Always note that you can discuss how you have been feeling with a healthcare provider. They can provide you with the advice and help that you need in order to achieve a faster and healthy recovery. Lastly, as mentioned in an article in Psychology Today it’s important to “remember that you have not always felt this way and that you will not always feel this way”. The emotions and thoughts that you have now are temporary not permanent.
If you or someone you know is thinking about suicide, contact our psychotherapy offices in New York or New Jersey to talk to one of our licensed professional psychologists, psychiatrists, psychiatric nurse practitioners, and psychotherapists at Arista Counseling & Psychotherapy. Contact our Paramus, NJ or Manhattan, NY offices respectively, at (201) 368-3700 or (212) 722-1920 to set up an appointment. For more information, visit http://www.counselingpsychotherapynjny.com/.
By: Stephanie Osuba
Despite your degrees, acclaims, and accomplishments, do you ever sometimes feel like you are an imposter? That you’ve been getting lucky or that you’re a fake in your profession and one day people are going to find you out? As it turns out, you aren’t alone. Many successful people feel this way and often have to step back and remember all the things they have achieved – Maya Angelou and Albert Einstein among these people! While there is no diagnosis or even proper name for this feeling in the DSM-5, there are countless of reports of this in psychology and psychotherapy literature. In fact, the first time the term “imposter syndrome” was used was in an article in 1978 by Drs Pauline R. Clance and Suzanne A. Imes who – after studying 150 educated, established, and highly respected women – found that they didn’t have an internal sense of success and found themselves to be “imposters.”
So what causes this “imposter syndrome” that befalls so many successful people? One reason could be that there is no real measure to success. There is always something more that you can do and regardless of how much success you’ve already had and you think you are content with, self-doubt can always creep in and say you haven’t done enough. Another reason could be “pluralistic ignorance,” which is believing something to be true without being able to prove or disprove it – usually involving unspoken or false beliefs about other people. For example, research has shown that all college students feel anxiety about school but the actual students think they are the only ones who feel that way and other people are having no trouble adjusting to college life. And lastly, talent can make us believe that we haven’t worked hard enough and don’t deserve the praise or success of what comes naturally to us.
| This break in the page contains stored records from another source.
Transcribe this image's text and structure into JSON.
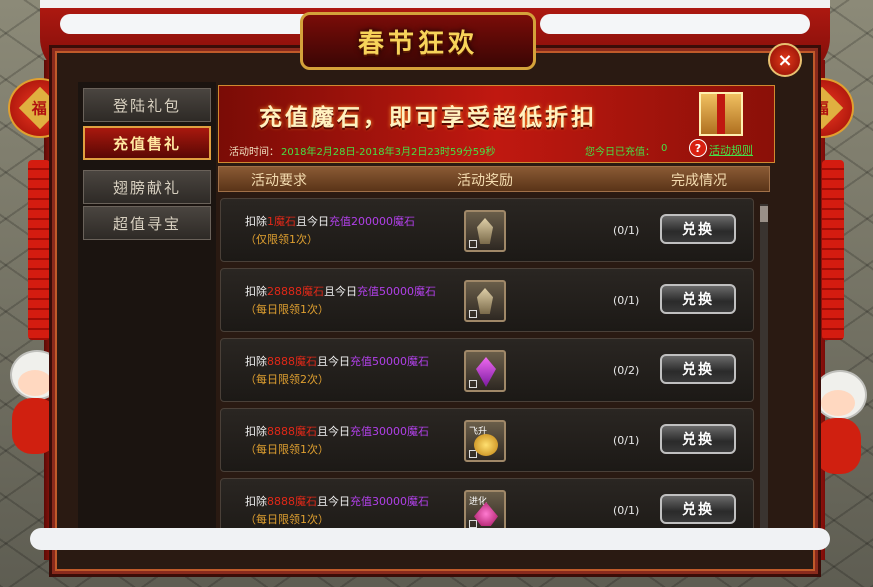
{
  "window": {
    "title": "春节狂欢",
    "close_icon": "×"
  },
  "lanterns": {
    "char": "福"
  },
  "sidebar": {
    "items": [
      {
        "label": "登陆礼包",
        "active": false
      },
      {
        "label": "充值售礼",
        "active": true
      },
      {
        "label": "翅膀献礼",
        "active": false
      },
      {
        "label": "超值寻宝",
        "active": false
      }
    ]
  },
  "banner": {
    "headline": "充值魔石，即可享受超低折扣",
    "time_label": "活动时间：",
    "time_value": "2018年2月28日-2018年3月2日23时59分59秒",
    "recharge_label": "您今日已充值：",
    "recharge_value": "0",
    "help_icon": "?",
    "rules_link": "活动规则"
  },
  "table": {
    "headers": [
      "活动要求",
      "活动奖励",
      "完成情况"
    ],
    "rows": [
      {
        "deduct_prefix": "扣除",
        "deduct_amount": "1魔石",
        "mid": "且今日",
        "recharge": "充值200000魔石",
        "limit": "（仅限领1次）",
        "reward_icon": "medal-icon",
        "reward_tag": "",
        "progress": "(0/1)",
        "button": "兑换"
      },
      {
        "deduct_prefix": "扣除",
        "deduct_amount": "28888魔石",
        "mid": "且今日",
        "recharge": "充值50000魔石",
        "limit": "（每日限领1次）",
        "reward_icon": "medal-icon",
        "reward_tag": "",
        "progress": "(0/1)",
        "button": "兑换"
      },
      {
        "deduct_prefix": "扣除",
        "deduct_amount": "8888魔石",
        "mid": "且今日",
        "recharge": "充值50000魔石",
        "limit": "（每日限领2次）",
        "reward_icon": "gem-icon",
        "reward_tag": "",
        "progress": "(0/2)",
        "button": "兑换"
      },
      {
        "deduct_prefix": "扣除",
        "deduct_amount": "8888魔石",
        "mid": "且今日",
        "recharge": "充值30000魔石",
        "limit": "（每日限领1次）",
        "reward_icon": "flower-icon",
        "reward_tag": "飞升",
        "progress": "(0/1)",
        "button": "兑换"
      },
      {
        "deduct_prefix": "扣除",
        "deduct_amount": "8888魔石",
        "mid": "且今日",
        "recharge": "充值30000魔石",
        "limit": "（每日限领1次）",
        "reward_icon": "crystal-icon",
        "reward_tag": "进化",
        "progress": "(0/1)",
        "button": "兑换"
      }
    ]
  },
  "colors": {
    "accent_red": "#c01810",
    "gold": "#f7d35a",
    "green_text": "#46e046",
    "deduct_red": "#e02818",
    "recharge_purple": "#b040e8",
    "limit_orange": "#e0a030"
  }
}
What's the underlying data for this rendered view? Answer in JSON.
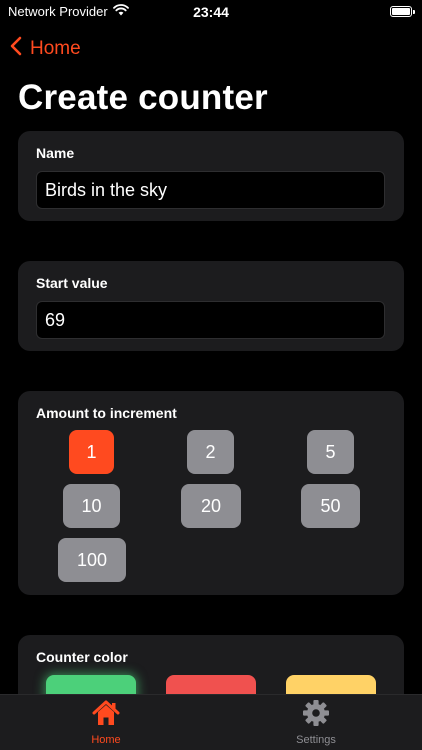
{
  "status_bar": {
    "carrier": "Network Provider",
    "time": "23:44"
  },
  "nav": {
    "back_label": "Home"
  },
  "page": {
    "title": "Create counter"
  },
  "name_card": {
    "label": "Name",
    "value": "Birds in the sky"
  },
  "start_card": {
    "label": "Start value",
    "value": "69"
  },
  "increment_card": {
    "label": "Amount to increment",
    "options": [
      "1",
      "2",
      "5",
      "10",
      "20",
      "50",
      "100"
    ],
    "selected": "1"
  },
  "color_card": {
    "label": "Counter color",
    "colors": [
      "#4cd07a",
      "#f0514f",
      "#ffd266"
    ]
  },
  "tab_bar": {
    "tabs": [
      {
        "label": "Home",
        "icon": "house-icon",
        "active": true
      },
      {
        "label": "Settings",
        "icon": "gear-icon",
        "active": false
      }
    ]
  },
  "colors": {
    "accent": "#ff4a1f",
    "card_background": "#1c1c1e",
    "button_gray": "#8e8e93",
    "inactive_tab": "#8e8e93"
  }
}
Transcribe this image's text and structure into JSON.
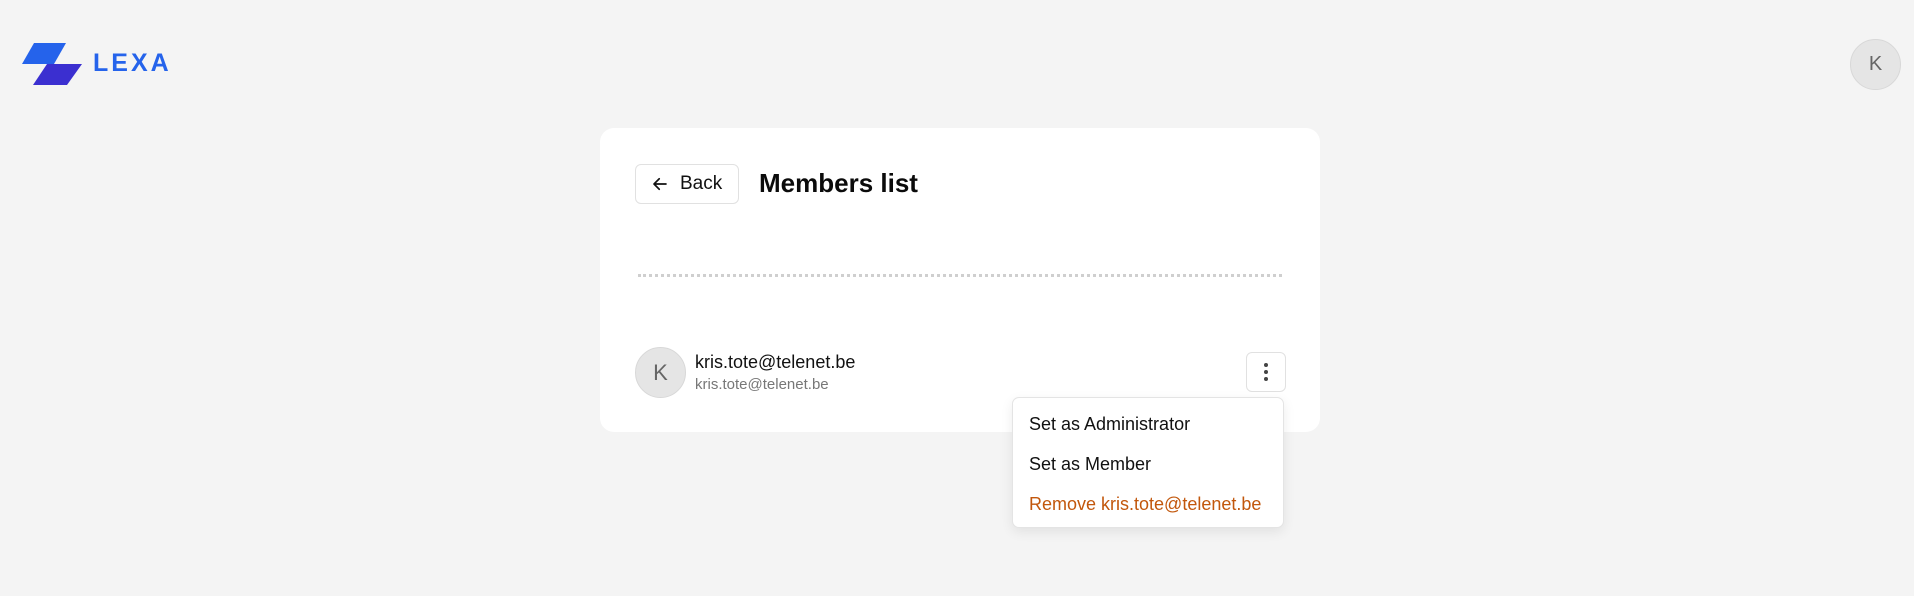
{
  "header": {
    "logo_text": "LEXA",
    "user_avatar_initial": "K"
  },
  "page": {
    "back_label": "Back",
    "title": "Members list"
  },
  "members": [
    {
      "initial": "K",
      "name": "kris.tote@telenet.be",
      "email": "kris.tote@telenet.be"
    }
  ],
  "member_menu": {
    "items": [
      {
        "label": "Set as Administrator"
      },
      {
        "label": "Set as Member"
      },
      {
        "label": "Remove kris.tote@telenet.be"
      }
    ]
  },
  "icons": {
    "logo": "lexa-logo-icon",
    "back": "arrow-left-icon",
    "more": "more-vertical-icon"
  },
  "colors": {
    "brand": "#2563eb",
    "brand_secondary": "#3b2fd0",
    "danger": "#c2570c",
    "background": "#f4f4f4",
    "card": "#ffffff"
  }
}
If you or someone you know appears to be having issues with self-esteem or is suffering from anxiety, the licensed psychologists, psychiatrists, psychiatric nurse practitioners, and psychotherapists at Arista Counseling & Psychotherapy can assist you. Contact our Paramus, NJ or Manhattan, NY offices respectively, at (201) 368-3700 or (212) 722-1920 to set up an appointment. For more information, visit http://www.counselingpsychotherapynjny.com/